Intellectual property in plant breeding: comparing different levels and forms of protection

Sergio H. Lence, Iowa State University
Dermot J. Hayes, Iowa State University
Julian M. Alston, University of California, Davis
John Stephen C. Smith, Pioneer Hi-Bred International

This is a pre-copyedited, author-produced PDF of an article accepted for publication in European Review of Agricultural Economics following peer review. The version of record is available online at: http://dx.doi.org/10.1093/erae/jbv007

Abstract
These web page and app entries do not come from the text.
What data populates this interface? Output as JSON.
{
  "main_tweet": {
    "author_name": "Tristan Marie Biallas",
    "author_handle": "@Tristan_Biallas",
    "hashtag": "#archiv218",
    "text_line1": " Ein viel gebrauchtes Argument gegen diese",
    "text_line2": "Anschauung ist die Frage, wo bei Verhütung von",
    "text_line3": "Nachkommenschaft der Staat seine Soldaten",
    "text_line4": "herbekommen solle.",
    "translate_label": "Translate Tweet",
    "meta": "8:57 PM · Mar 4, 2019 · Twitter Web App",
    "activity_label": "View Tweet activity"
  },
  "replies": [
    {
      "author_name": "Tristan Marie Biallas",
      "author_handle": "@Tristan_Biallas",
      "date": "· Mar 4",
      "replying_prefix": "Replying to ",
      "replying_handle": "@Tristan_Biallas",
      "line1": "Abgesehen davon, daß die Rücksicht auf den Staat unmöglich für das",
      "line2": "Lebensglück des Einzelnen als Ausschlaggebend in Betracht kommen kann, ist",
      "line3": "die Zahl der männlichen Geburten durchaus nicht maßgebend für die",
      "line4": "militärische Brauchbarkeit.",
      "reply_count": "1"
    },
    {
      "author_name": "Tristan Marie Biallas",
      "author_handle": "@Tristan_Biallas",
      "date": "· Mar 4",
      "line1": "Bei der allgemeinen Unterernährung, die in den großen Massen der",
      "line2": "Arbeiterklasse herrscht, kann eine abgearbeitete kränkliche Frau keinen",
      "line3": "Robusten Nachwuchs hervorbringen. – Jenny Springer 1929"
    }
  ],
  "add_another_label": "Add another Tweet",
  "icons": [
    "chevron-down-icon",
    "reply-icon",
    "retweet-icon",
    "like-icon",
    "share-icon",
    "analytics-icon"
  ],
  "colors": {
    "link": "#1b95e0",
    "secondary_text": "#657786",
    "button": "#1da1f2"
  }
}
Welfare trade-offs between intellectual property (IP) protections provided by patents and by plant variety protection (PVP) are explored. PVP breeders’ exemption weakens IP protection, but may speed the transfer of research gains across firms. A model is developed assuming firms optimise research given existing IP protection. A baseline scenario supporting each system is used to perform welfare analysis, and study how the balance is altered between systems. Survey data suggest patents are more appropriate for longer-term, higher-risk research, whereas PVP is better suited for traditional breeding. A scenario where patents and licensing co-exist dominates PVP in all commercially relevant areas.